In Atlanta, foundations for new homes recently have sat untouched for two to three weeks waiting for framing crews, says Stephen Palmer, manager of builder Home South Communities. Dallas builder Larry Craven says he's had to extend build times from 90 days to 110 for the same reason.
McGrath says the biggest impact from shortages of labor and finished lots will be most acute in Northern California, Phoenix, parts of Florida, Texas and Washington, D.C.
She says single-family home building will rise only 23% next year, because of labor and lot constraints, rather than 35%, as the NAHB predicts.
A lift for the economy
The upturn in home building is already being reflected in national economic figures.
Through the first three quarters of this year, residential investment accounted for 16% of the growth in the nation's gross domestic product, vs. 2% in the same three quarters of 2011, says University of California, Los Angeles, economist Edward Leamer.
For the same period in 2010, residential investment was a drag on the economy, Leamer says.
"We're all feeling guardedly optimistic," that housing is becoming an engine of economic growth, says Stuart Gabriel, director of the Ziman Center for Real Estate at UCLA.
Not all regions will see the same boost, says Jody Kahn, vice president at John Burns Real Estate Consulting. It routinely ranks regions poised for home-building growth based on such measures as job growth, home price trends and home inventories.
Kahn's latest data show Southern California, the Southwest and Texas as having the strongest foundations to support home building.
In general, those regions are seeing either the strongest job growth in the nation, the most rapid home price appreciation this year or the tightest home inventories, Kahn's data show.
The Northwest and Florida are less well positioned, while the Northeast, Southeast and Midwest bring up the rear, Kahn says.
Southern Florida ranks in the middle, in part because its job growth is slower than other regions. Its inventory of existing homes for sale is also relatively slim, Kahn's data show.
The Northeast, meanwhile, has among the largest supplies of existing homes for sale, which hurts new home demand, and lackluster payroll job growth.
The comparison between Southern California and the Midwest is most telling.
While Southern California has seen a 1.7% gain in payroll job growth for the year through September, the Midwest has come in at just 1.2%.
Southern California has about half the inventory of homes for sale as the Midwest.

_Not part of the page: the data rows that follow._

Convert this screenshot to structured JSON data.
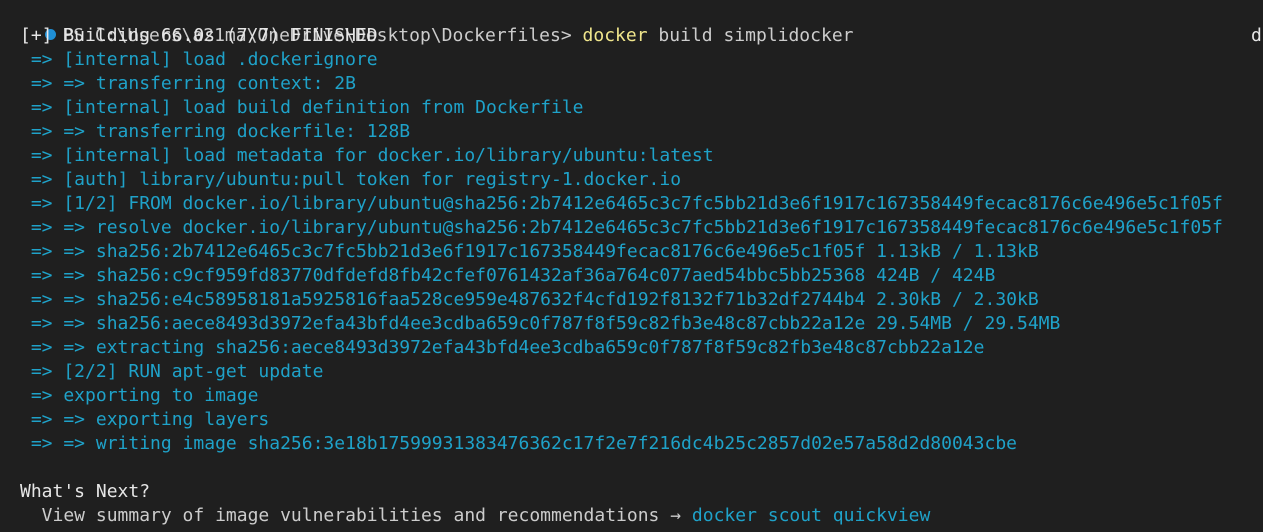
{
  "prompt": {
    "path": "PS C:\\Users\\a21ma\\OneDrive\\Desktop\\Dockerfiles>",
    "command": "docker",
    "args": "build simplidocker"
  },
  "build_header": "[+] Building 66.0s (7/7) FINISHED",
  "clipped_right_text": "d",
  "steps": [
    " => [internal] load .dockerignore",
    " => => transferring context: 2B",
    " => [internal] load build definition from Dockerfile",
    " => => transferring dockerfile: 128B",
    " => [internal] load metadata for docker.io/library/ubuntu:latest",
    " => [auth] library/ubuntu:pull token for registry-1.docker.io",
    " => [1/2] FROM docker.io/library/ubuntu@sha256:2b7412e6465c3c7fc5bb21d3e6f1917c167358449fecac8176c6e496e5c1f05f",
    " => => resolve docker.io/library/ubuntu@sha256:2b7412e6465c3c7fc5bb21d3e6f1917c167358449fecac8176c6e496e5c1f05f",
    " => => sha256:2b7412e6465c3c7fc5bb21d3e6f1917c167358449fecac8176c6e496e5c1f05f 1.13kB / 1.13kB",
    " => => sha256:c9cf959fd83770dfdefd8fb42cfef0761432af36a764c077aed54bbc5bb25368 424B / 424B",
    " => => sha256:e4c58958181a5925816faa528ce959e487632f4cfd192f8132f71b32df2744b4 2.30kB / 2.30kB",
    " => => sha256:aece8493d3972efa43bfd4ee3cdba659c0f787f8f59c82fb3e48c87cbb22a12e 29.54MB / 29.54MB",
    " => => extracting sha256:aece8493d3972efa43bfd4ee3cdba659c0f787f8f59c82fb3e48c87cbb22a12e",
    " => [2/2] RUN apt-get update",
    " => exporting to image",
    " => => exporting layers",
    " => => writing image sha256:3e18b17599931383476362c17f2e7f216dc4b25c2857d02e57a58d2d80043cbe"
  ],
  "whats_next": {
    "heading": "What's Next?",
    "text": "  View summary of image vulnerabilities and recommendations → ",
    "link": "docker scout quickview"
  },
  "colors": {
    "background": "#1f1f1f",
    "text": "#cccccc",
    "command": "#f0e68c",
    "step": "#1fa2c9",
    "prompt_dot": "#1f8fd6"
  }
}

Meanwhile, its home prices are up much more - 5% year-over-year in October, vs. a 3% jump in the Midwest, Kahn's data show.
Anthony Pasquinelli, division manager for BNA Homes, sees a long road ahead for the Chicago market where BNA builds.

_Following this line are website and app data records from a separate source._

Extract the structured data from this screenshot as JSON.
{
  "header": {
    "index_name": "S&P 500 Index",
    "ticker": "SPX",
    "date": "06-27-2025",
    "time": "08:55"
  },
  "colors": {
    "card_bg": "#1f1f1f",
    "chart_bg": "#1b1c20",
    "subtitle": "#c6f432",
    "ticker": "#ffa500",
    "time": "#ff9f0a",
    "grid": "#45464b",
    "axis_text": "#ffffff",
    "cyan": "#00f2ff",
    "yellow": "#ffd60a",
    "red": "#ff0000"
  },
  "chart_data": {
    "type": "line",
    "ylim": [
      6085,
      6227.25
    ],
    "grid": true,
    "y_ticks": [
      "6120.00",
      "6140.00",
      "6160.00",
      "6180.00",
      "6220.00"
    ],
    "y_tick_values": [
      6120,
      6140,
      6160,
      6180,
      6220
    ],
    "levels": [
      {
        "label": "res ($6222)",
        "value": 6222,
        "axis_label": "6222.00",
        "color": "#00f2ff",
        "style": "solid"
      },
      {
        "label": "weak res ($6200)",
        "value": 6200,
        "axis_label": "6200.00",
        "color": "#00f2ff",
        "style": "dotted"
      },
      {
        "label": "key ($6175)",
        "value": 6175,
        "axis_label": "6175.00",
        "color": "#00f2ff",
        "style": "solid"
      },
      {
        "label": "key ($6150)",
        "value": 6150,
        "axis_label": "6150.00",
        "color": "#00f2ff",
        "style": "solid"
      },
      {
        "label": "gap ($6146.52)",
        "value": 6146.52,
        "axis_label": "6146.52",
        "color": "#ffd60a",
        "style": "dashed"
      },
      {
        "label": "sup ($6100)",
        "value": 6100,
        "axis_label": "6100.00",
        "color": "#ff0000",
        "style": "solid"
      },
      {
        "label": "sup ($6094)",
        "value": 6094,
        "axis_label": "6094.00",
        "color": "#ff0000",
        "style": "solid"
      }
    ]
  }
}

Home prices in Chicago were down 2.3% in October year-over-year, while they rose nationally, CoreLogic says. The metropolitan area also has more distressed home loans than the national average. Almost 11% are 60 or more days late, vs. 8% nationwide, says mortgage tracker Lender Processing Services.
Distressed homes typically sell at a discount, providing tough competition for home builders. That won't end for years, Pasquinelli says.

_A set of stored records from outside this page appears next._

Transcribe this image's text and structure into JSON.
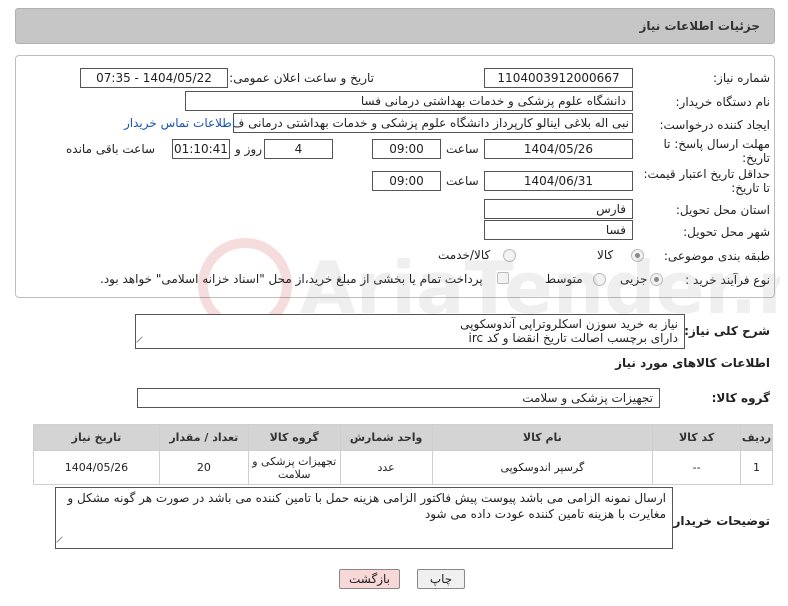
{
  "header": {
    "title": "جزئیات اطلاعات نیاز"
  },
  "form": {
    "need_number_label": "شماره نیاز:",
    "need_number": "1104003912000667",
    "announce_label": "تاریخ و ساعت اعلان عمومی:",
    "announce_value": "1404/05/22 - 07:35",
    "buyer_org_label": "نام دستگاه خریدار:",
    "buyer_org": "دانشگاه علوم پزشکی و خدمات بهداشتی درمانی فسا",
    "creator_label": "ایجاد کننده درخواست:",
    "creator": "نبی اله بلاغی اینالو کارپرداز دانشگاه علوم پزشکی و خدمات بهداشتی درمانی ف",
    "contact_link": "اطلاعات تماس خریدار",
    "deadline_label_1": "مهلت ارسال پاسخ: تا",
    "deadline_label_2": "تاریخ:",
    "deadline_date": "1404/05/26",
    "time_label": "ساعت",
    "deadline_time": "09:00",
    "days_value": "4",
    "days_label": "روز و",
    "remaining_time": "01:10:41",
    "remaining_label": "ساعت باقی مانده",
    "validity_label_1": "حداقل تاریخ اعتبار قیمت:",
    "validity_label_2": "تا تاریخ:",
    "validity_date": "1404/06/31",
    "validity_time": "09:00",
    "province_label": "استان محل تحویل:",
    "province": "فارس",
    "city_label": "شهر محل تحویل:",
    "city": "فسا",
    "category_label": "طبقه بندی موضوعی:",
    "category_options": [
      "کالا",
      "کالا/خدمت"
    ],
    "process_label": "نوع فرآیند خرید :",
    "process_options": [
      "جزیی",
      "متوسط"
    ],
    "payment_note": "پرداخت تمام یا بخشی از مبلغ خرید،از محل \"اسناد خزانه اسلامی\" خواهد بود."
  },
  "description": {
    "label": "شرح کلی نیاز:",
    "line1": "نیاز به خرید سوزن اسکلروتراپی آندوسکوپی",
    "line2": "دارای برچسب اصالت تاریخ انقضا و کد irc"
  },
  "goods_info": {
    "title": "اطلاعات کالاهای مورد نیاز",
    "group_label": "گروه کالا:",
    "group_value": "تجهیزات پزشکی و سلامت"
  },
  "table": {
    "headers": [
      "ردیف",
      "کد کالا",
      "نام کالا",
      "واحد شمارش",
      "گروه کالا",
      "تعداد / مقدار",
      "تاریخ نیاز"
    ],
    "rows": [
      [
        "1",
        "--",
        "گرسپر اندوسکوپی",
        "عدد",
        "تجهیزات پزشکی و سلامت",
        "20",
        "1404/05/26"
      ]
    ]
  },
  "buyer_notes": {
    "label": "توضیحات خریدار:",
    "text": "ارسال نمونه الزامی می باشد پیوست پیش فاکتور الزامی  هزینه حمل با تامین کننده می باشد در صورت هر گونه مشکل و مغایرت با هزینه تامین کننده عودت داده می شود"
  },
  "buttons": {
    "print": "چاپ",
    "back": "بازگشت"
  },
  "colors": {
    "header_bg": "#c6c6c6",
    "table_header_bg": "#d4d4d4",
    "link": "#1a55b0",
    "back_button_bg": "#f8d7d7"
  },
  "watermark": {
    "logo": "AriaTender.net"
  }
}
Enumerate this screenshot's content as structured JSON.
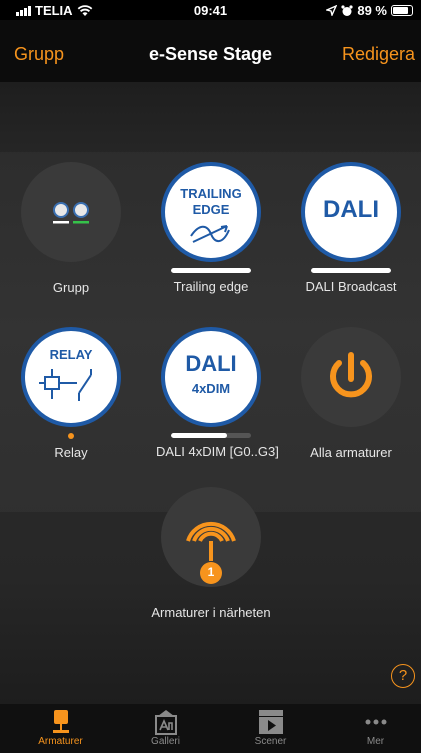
{
  "status_bar": {
    "carrier": "TELIA",
    "time": "09:41",
    "battery": "89 %"
  },
  "nav": {
    "left": "Grupp",
    "title": "e-Sense Stage",
    "right": "Redigera"
  },
  "tiles": [
    {
      "label": "Grupp"
    },
    {
      "label": "Trailing edge",
      "badge_line1": "TRAILING",
      "badge_line2": "EDGE",
      "level": 1.0
    },
    {
      "label": "DALI Broadcast",
      "badge_text": "DALI",
      "level": 1.0
    },
    {
      "label": "Relay",
      "badge_text": "RELAY"
    },
    {
      "label": "DALI 4xDIM [G0..G3]",
      "badge_line1": "DALI",
      "badge_line2": "4xDIM",
      "level": 0.7
    },
    {
      "label": "Alla armaturer"
    },
    {
      "label": "Armaturer i närheten",
      "count": "1"
    }
  ],
  "help": "?",
  "tabs": [
    {
      "label": "Armaturer",
      "icon": "lamp-icon",
      "active": true
    },
    {
      "label": "Galleri",
      "icon": "gallery-icon",
      "active": false
    },
    {
      "label": "Scener",
      "icon": "scenes-icon",
      "active": false
    },
    {
      "label": "Mer",
      "icon": "more-icon",
      "active": false
    }
  ],
  "colors": {
    "accent": "#f7941d",
    "badge_blue": "#1f5aa6",
    "background": "#2a2a2a"
  }
}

The market is "better this year, but it's still awful," he says.
By Julie Schmit